SPICES have always been an important part of cooking to add flavour, colouring and to even preserve food.
Eating spicy food can reduce your risk of early death by 25%, a study done by US scientists claims.
Spicy foods are known to help with speeding up your metabolism, which also contributes to weigh loss as it suppresses the fat tissue growth. The scientists found that regular consumers are 26% and 23% less likely to die from cardiovascular disease or cancer, respectively.
In 2015, a study by Harvard and China National Centre for Disease Control and Prevention stated that eating spicy food six or seven days a week, or even just once a day, lowered mortality rates by 14%.
The ingestion of red pepper was found to decrease appetite and energy intake in people of Asian origin and white people, and might reduce the risk of overweight and obesity. In addition, the bioactive agents in spices have also shown beneficial roles in obesity, cardiovascular and gastrointestinal conditions, various cancers, neurogenic bladder, and dermatological conditions.
Victoria Taylor, nutrition lead at the British Heart Foundation, welcomed the findings from the Ohio research team, stating that many of us are cooking more than usual at the moment and experimenting with herbs and spices can be a great way to liven up your home-cooked meals, and add variety in a healthy and nutritious way.
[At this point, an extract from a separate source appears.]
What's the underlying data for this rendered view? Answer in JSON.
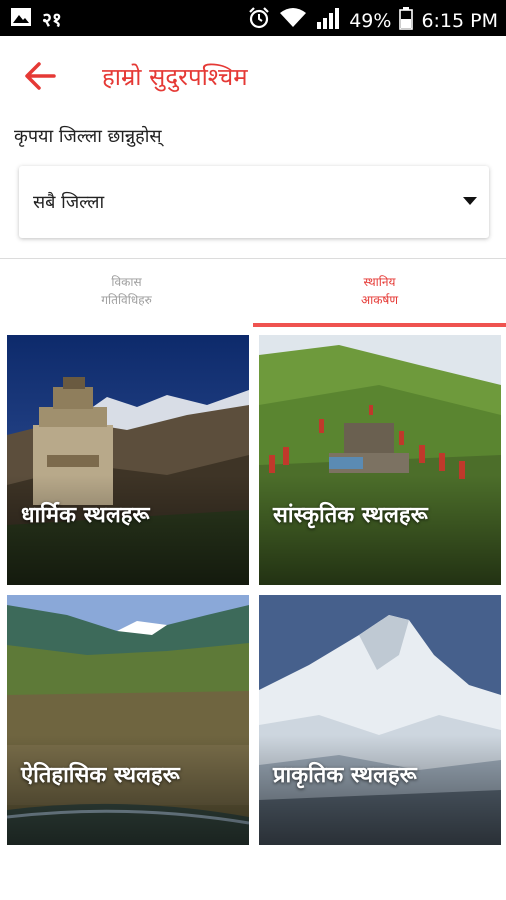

Victoria warned that people should watch out for ready-made chilli sauces as well as spice mixes and rubs though, as these are often high in salt.